**Records for the task**
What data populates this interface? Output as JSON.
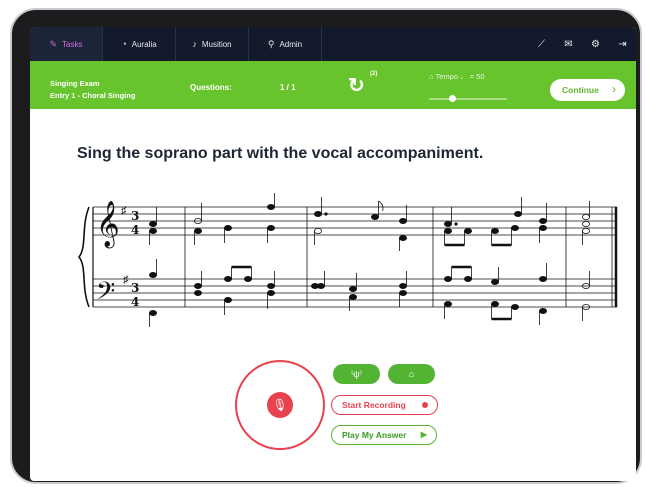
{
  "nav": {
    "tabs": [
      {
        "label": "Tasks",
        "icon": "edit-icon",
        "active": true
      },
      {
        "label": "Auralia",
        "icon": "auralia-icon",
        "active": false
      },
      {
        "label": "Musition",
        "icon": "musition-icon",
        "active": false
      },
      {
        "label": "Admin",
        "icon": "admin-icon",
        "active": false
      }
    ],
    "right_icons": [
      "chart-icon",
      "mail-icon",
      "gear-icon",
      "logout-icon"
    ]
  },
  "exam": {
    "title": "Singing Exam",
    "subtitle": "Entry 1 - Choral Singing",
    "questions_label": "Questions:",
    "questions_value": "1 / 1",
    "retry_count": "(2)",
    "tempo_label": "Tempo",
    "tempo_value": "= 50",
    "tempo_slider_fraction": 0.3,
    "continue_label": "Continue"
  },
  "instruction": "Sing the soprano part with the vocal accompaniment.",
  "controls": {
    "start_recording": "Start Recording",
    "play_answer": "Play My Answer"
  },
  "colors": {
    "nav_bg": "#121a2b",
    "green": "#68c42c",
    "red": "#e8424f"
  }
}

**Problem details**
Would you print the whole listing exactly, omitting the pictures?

**Exercise output**
What data populates this interface? Output as JSON.
{
  "nav": {
    "tabs": [
      {
        "label": "Tasks",
        "icon": "edit-icon",
        "active": true
      },
      {
        "label": "Auralia",
        "icon": "auralia-icon",
        "active": false
      },
      {
        "label": "Musition",
        "icon": "musition-icon",
        "active": false
      },
      {
        "label": "Admin",
        "icon": "admin-icon",
        "active": false
      }
    ],
    "right_icons": [
      "chart-icon",
      "mail-icon",
      "gear-icon",
      "logout-icon"
    ]
  },
  "exam": {
    "title": "Singing Exam",
    "subtitle": "Entry 1 - Choral Singing",
    "questions_label": "Questions:",
    "questions_value": "1 / 1",
    "retry_count": "(2)",
    "tempo_label": "Tempo",
    "tempo_value": "= 50",
    "tempo_slider_fraction": 0.3,
    "continue_label": "Continue"
  },
  "instruction": "Sing the soprano part with the vocal accompaniment.",
  "controls": {
    "start_recording": "Start Recording",
    "play_answer": "Play My Answer"
  },
  "colors": {
    "nav_bg": "#121a2b",
    "green": "#68c42c",
    "red": "#e8424f"
  }
}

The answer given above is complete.